This enhanced menu looks even less appealing than the main one, but it offers you the opportunity to fine-tune an astonishing number of parameters. Besides items you can find in the main menu, it offers:
- Manual or automatic setup of the level of black
- Signal distortion compensation setup if a long cable or an analog connection is in use; this setup is performed for each of the three basic colors independently
- Video-amplifier bandwidth selection (this option can also be useful if you use different cables)
- Switching between auto-adjustment modes
- Choosing a gamma compensation curve (I’ll talk about this option shortly)
Of course, you can also use the enclosed NaviSet utility to control the monitor. This program offers some highly interesting options, too, like color temperature adjustment from 3000K to 9600K stepping 100K or color reproduction adjustment by six coordinates.

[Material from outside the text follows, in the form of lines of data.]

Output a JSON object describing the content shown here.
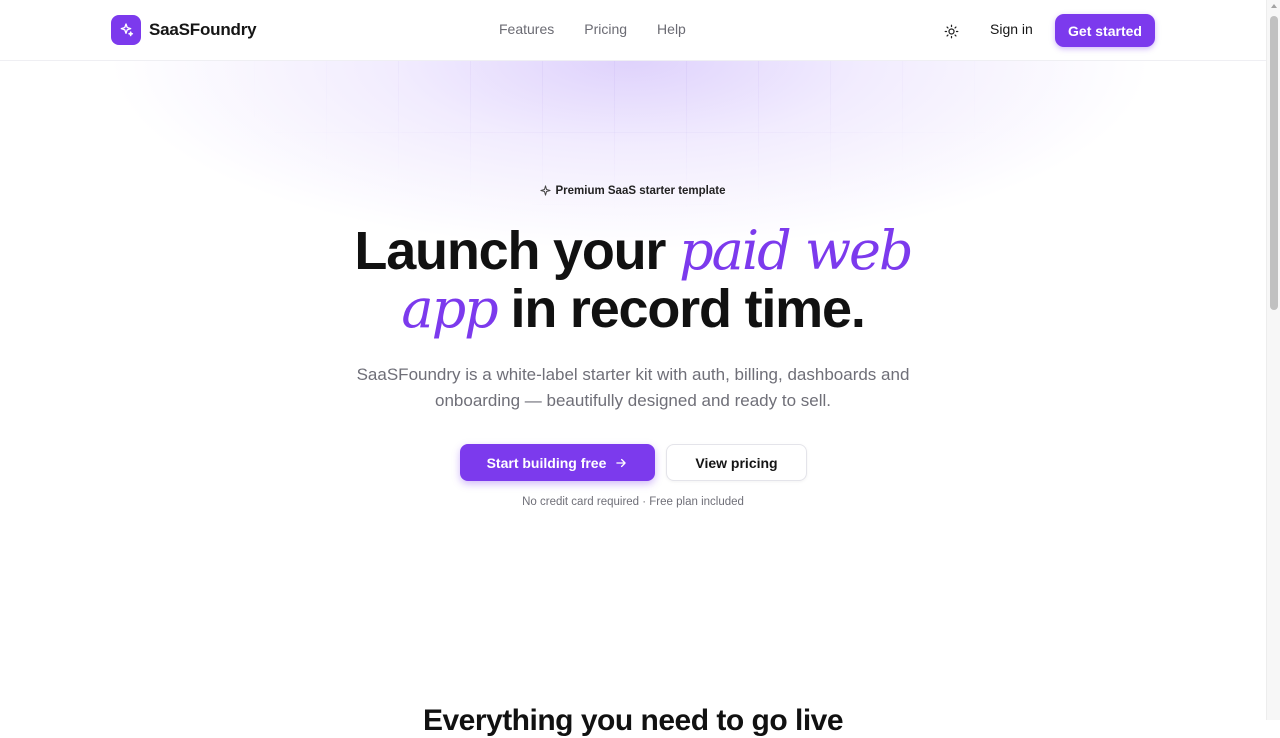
{
  "brand": {
    "name": "SaaSFoundry",
    "logo_icon": "sparkles-icon",
    "accent": "#7c3aed"
  },
  "nav": {
    "items": [
      {
        "label": "Features"
      },
      {
        "label": "Pricing"
      },
      {
        "label": "Help"
      }
    ]
  },
  "header": {
    "theme_icon": "sun-icon",
    "signin_label": "Sign in",
    "cta_label": "Get started"
  },
  "hero": {
    "badge_icon": "sparkle-icon",
    "badge_text": "Premium SaaS starter template",
    "title_part1": "Launch your ",
    "title_accent1": "paid web",
    "title_accent2": "app",
    "title_part2": " in record time.",
    "subtitle": "SaaSFoundry is a white-label starter kit with auth, billing, dashboards and onboarding — beautifully designed and ready to sell.",
    "primary_cta": "Start building free",
    "primary_cta_icon": "arrow-right-icon",
    "secondary_cta": "View pricing",
    "note": "No credit card required · Free plan included"
  },
  "features": {
    "heading": "Everything you need to go live"
  }
}
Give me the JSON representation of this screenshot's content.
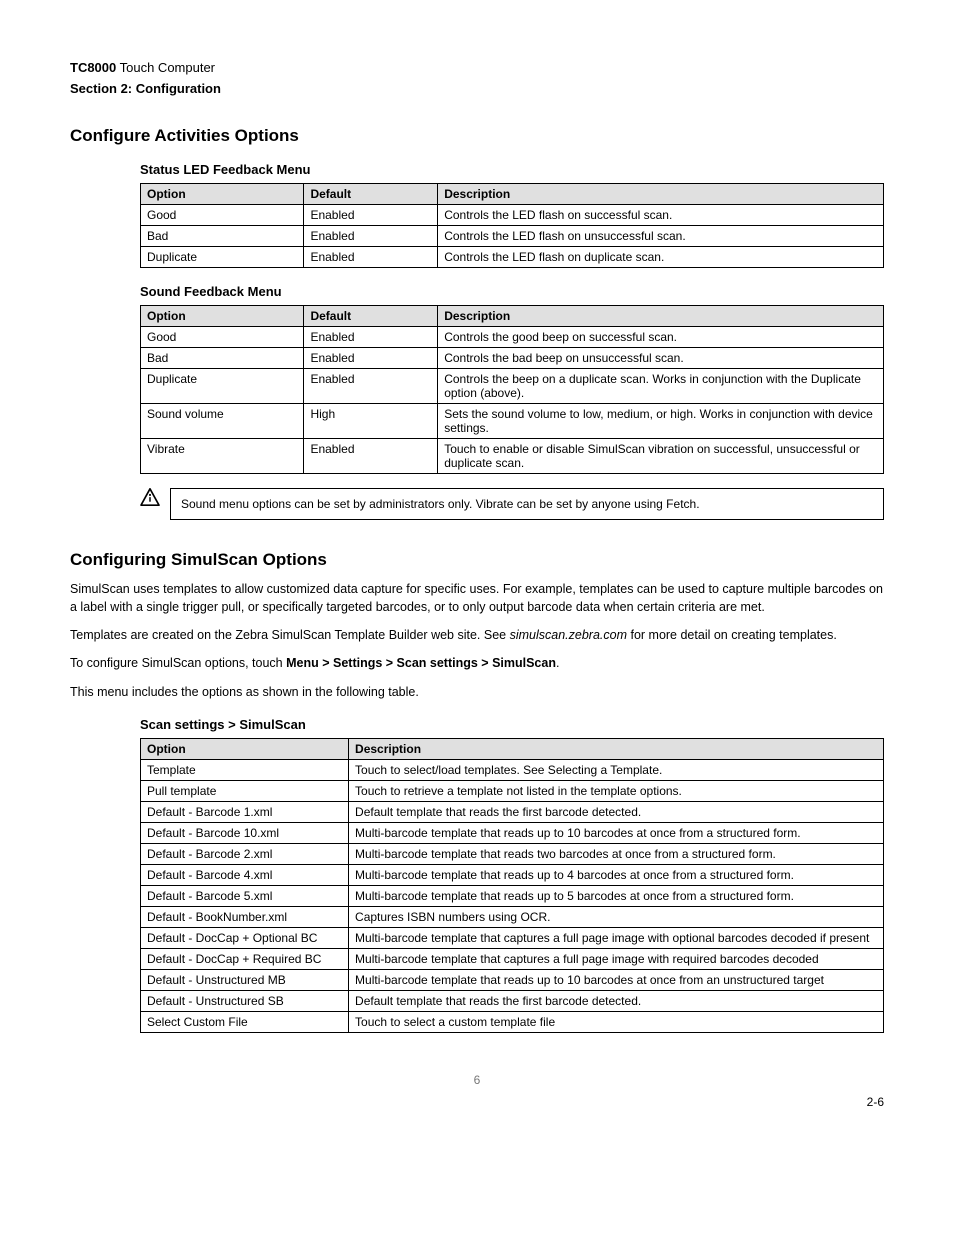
{
  "header": {
    "model": "TC8000",
    "suffix": " Touch Computer",
    "section": "Section 2: Configuration"
  },
  "section_title": "Configure Activities Options",
  "table1": {
    "caption": "Status LED Feedback Menu",
    "headers": [
      "Option",
      "Default",
      "Description"
    ],
    "rows": [
      [
        "Good",
        "Enabled",
        "Controls the LED flash on successful scan."
      ],
      [
        "Bad",
        "Enabled",
        "Controls the LED flash on unsuccessful scan."
      ],
      [
        "Duplicate",
        "Enabled",
        "Controls the LED flash on duplicate scan."
      ]
    ]
  },
  "table2": {
    "caption": "Sound Feedback Menu",
    "headers": [
      "Option",
      "Default",
      "Description"
    ],
    "rows": [
      [
        "Good",
        "Enabled",
        "Controls the good beep on successful scan."
      ],
      [
        "Bad",
        "Enabled",
        "Controls the bad beep on unsuccessful scan."
      ],
      [
        "Duplicate",
        "Enabled",
        "Controls the beep on a duplicate scan.  Works in conjunction with the Duplicate option (above)."
      ],
      [
        "Sound volume",
        "High",
        "Sets the sound volume to low, medium, or high.  Works in conjunction with device settings."
      ],
      [
        "Vibrate",
        "Enabled",
        "Touch to enable or disable SimulScan vibration on successful, unsuccessful or duplicate scan."
      ]
    ]
  },
  "notice": {
    "text": "Sound menu options can be set by administrators only.  Vibrate can be set by anyone using Fetch."
  },
  "config_title": "Configuring SimulScan Options",
  "para1": "SimulScan uses templates to allow customized data capture for specific uses. For example, templates can be used to capture multiple barcodes on a label with a single trigger pull, or specifically targeted barcodes, or to only output barcode data when certain criteria are met.",
  "para2_pre": "Templates are created on the Zebra SimulScan Template Builder web site. See ",
  "para2_link": "simulscan.zebra.com",
  "para2_post": " for more detail on creating templates.",
  "para3_pre": "To configure SimulScan options, touch ",
  "para3_menu": "Menu > Settings > Scan settings > SimulScan",
  "para3_post": ".",
  "para4": "This menu includes the options as shown in the following table.",
  "table3": {
    "caption": "Scan settings > SimulScan",
    "headers": [
      "Option",
      "Description"
    ],
    "rows": [
      [
        "Template",
        "Touch to select/load templates. See Selecting a Template."
      ],
      [
        "Pull template",
        "Touch to retrieve a template not listed in the template options."
      ],
      [
        "Default - Barcode 1.xml",
        "Default template that reads the first barcode detected."
      ],
      [
        "Default - Barcode 10.xml",
        "Multi-barcode template that reads up to 10 barcodes at once from a structured form."
      ],
      [
        "Default - Barcode 2.xml",
        "Multi-barcode template that reads two barcodes at once from a structured form."
      ],
      [
        "Default - Barcode 4.xml",
        "Multi-barcode template that reads up to 4 barcodes at once from a structured form."
      ],
      [
        "Default - Barcode 5.xml",
        "Multi-barcode template that reads up to 5 barcodes at once from a structured form."
      ],
      [
        "Default - BookNumber.xml",
        "Captures ISBN numbers using OCR."
      ],
      [
        "Default - DocCap + Optional BC",
        "Multi-barcode template that captures a full page image with optional barcodes decoded if present"
      ],
      [
        "Default - DocCap + Required BC",
        "Multi-barcode template that captures a full page image with required barcodes decoded"
      ],
      [
        "Default - Unstructured MB",
        "Multi-barcode template that reads up to 10 barcodes at once from an unstructured target"
      ],
      [
        "Default - Unstructured SB",
        "Default template that reads the first barcode detected."
      ],
      [
        "Select Custom File",
        "Touch to select a custom template file"
      ]
    ]
  },
  "footer": {
    "center_page": "6",
    "right_page": "2-6"
  }
}
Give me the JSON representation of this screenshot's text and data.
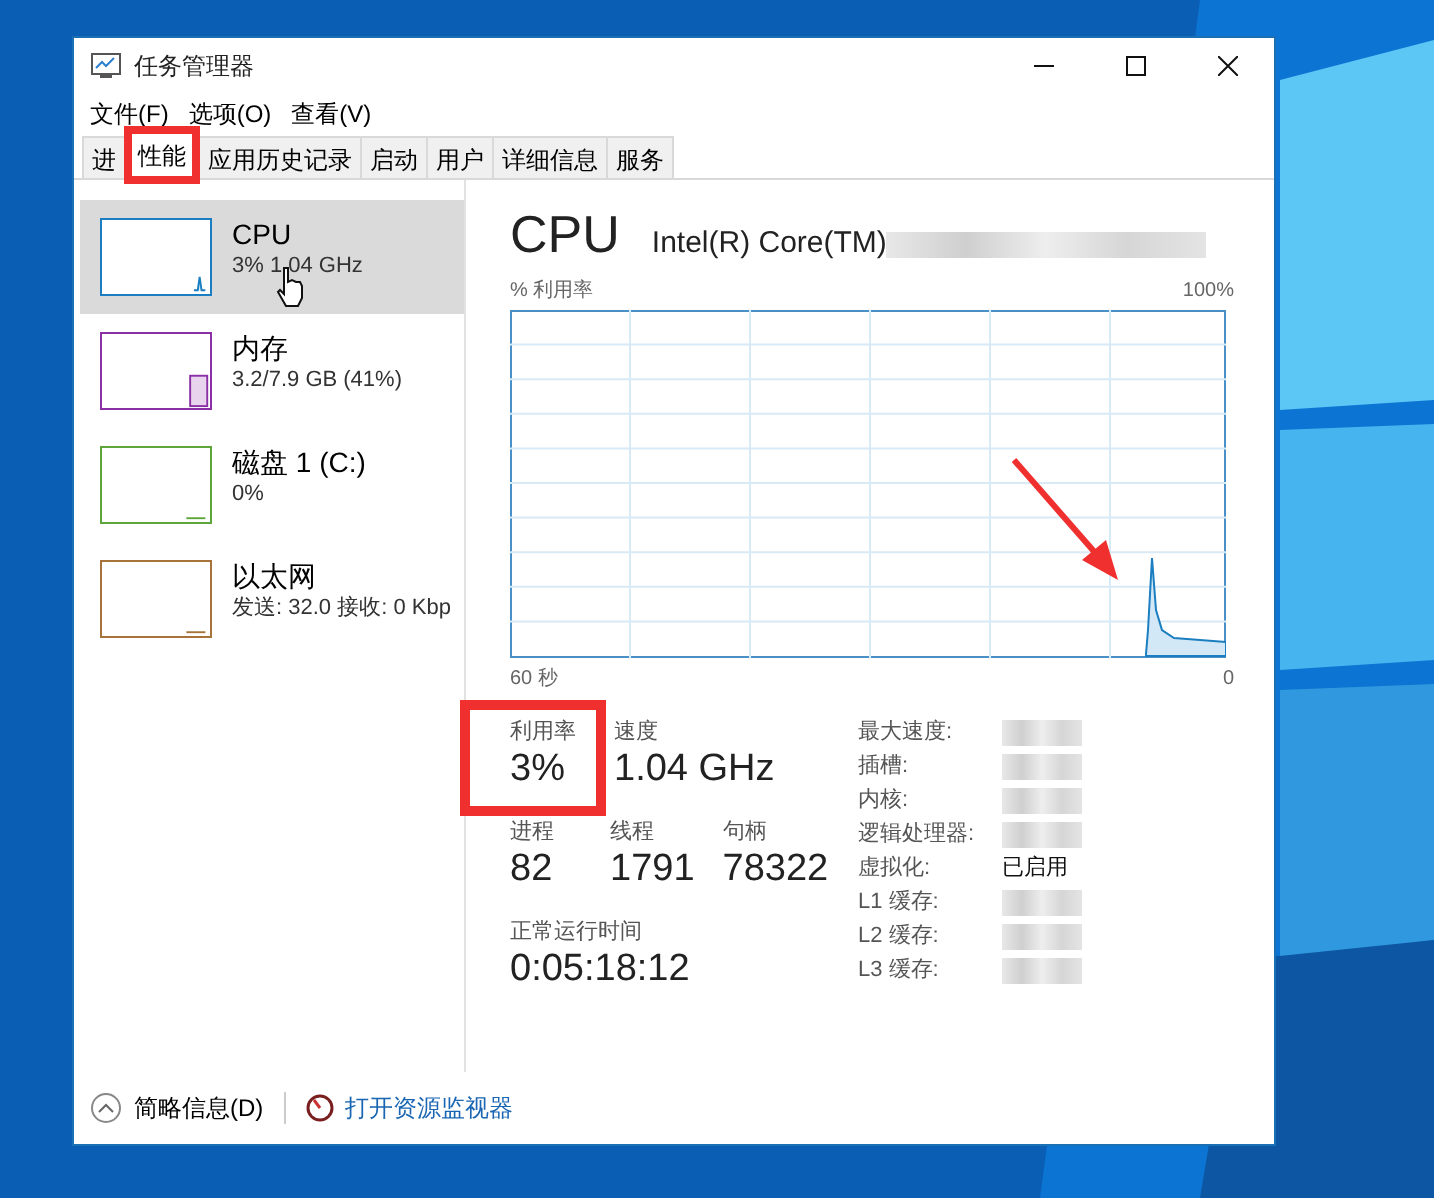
{
  "window": {
    "title": "任务管理器"
  },
  "menu": [
    "文件(F)",
    "选项(O)",
    "查看(V)"
  ],
  "tabs": [
    {
      "label": "进",
      "selected": false,
      "highlighted": false
    },
    {
      "label": "性能",
      "selected": true,
      "highlighted": true
    },
    {
      "label": "应用历史记录",
      "selected": false,
      "highlighted": false
    },
    {
      "label": "启动",
      "selected": false,
      "highlighted": false
    },
    {
      "label": "用户",
      "selected": false,
      "highlighted": false
    },
    {
      "label": "详细信息",
      "selected": false,
      "highlighted": false
    },
    {
      "label": "服务",
      "selected": false,
      "highlighted": false
    }
  ],
  "resources": [
    {
      "name": "CPU",
      "detail": "3% 1.04 GHz",
      "color": "#1a7ec0",
      "kind": "spike",
      "selected": true
    },
    {
      "name": "内存",
      "detail": "3.2/7.9 GB (41%)",
      "color": "#8b2fa5",
      "kind": "fill",
      "selected": false
    },
    {
      "name": "磁盘 1 (C:)",
      "detail": "0%",
      "color": "#5ea63b",
      "kind": "flat",
      "selected": false
    },
    {
      "name": "以太网",
      "detail": "发送: 32.0 接收: 0 Kbp",
      "color": "#a7733a",
      "kind": "flat",
      "selected": false
    }
  ],
  "panel": {
    "title": "CPU",
    "model": "Intel(R) Core(TM)",
    "model_redacted": true,
    "graph_label": "% 利用率",
    "graph_max": "100%",
    "time_span": "60 秒",
    "time_end": "0",
    "graph_pointer": true
  },
  "stats": [
    [
      {
        "label": "利用率",
        "value": "3%",
        "highlighted": true
      },
      {
        "label": "速度",
        "value": "1.04 GHz"
      }
    ],
    [
      {
        "label": "进程",
        "value": "82"
      },
      {
        "label": "线程",
        "value": "1791"
      },
      {
        "label": "句柄",
        "value": "78322"
      }
    ],
    [
      {
        "label": "正常运行时间",
        "value": "0:05:18:12"
      }
    ]
  ],
  "details": [
    {
      "label": "最大速度:",
      "redacted": true
    },
    {
      "label": "插槽:",
      "redacted": true
    },
    {
      "label": "内核:",
      "redacted": true
    },
    {
      "label": "逻辑处理器:",
      "redacted": true
    },
    {
      "label": "虚拟化:",
      "value": "已启用"
    },
    {
      "label": "L1 缓存:",
      "redacted": true
    },
    {
      "label": "L2 缓存:",
      "redacted": true
    },
    {
      "label": "L3 缓存:",
      "redacted": true
    }
  ],
  "footer": {
    "fewer_details": "简略信息(D)",
    "resource_monitor": "打开资源监视器"
  }
}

Separately from NaviSet, you receive the GammaComp utility that communicates with the monitor across the DDC/CI interface and allows you to set up the gamma compensation curve (it is much easier than doing the same from the monitor’s enhanced menu). Unfortunately, GammaComp refused to work on my system with the UX21LCD saying DDC/CI wasn’t supported (on digital connection) or that there were no supported monitors (on analog connection). So, the next screenshot was taken on the NEC LCD1980SX. The interface and functionality of the utility remains the same on the UX21LCD:
That is, GammaComp allows you to select a standard gamma curve (with an exponent from 0.7 to 4.4), an S-shaped DICOM curve (Digital Imaging and Communications in Medicine; it is used in medical imaging), or to set up your own custom curve. In the latter case you can choose the points for each of the three basic colors manually – GammaComp cannot work with a hardware calibrator.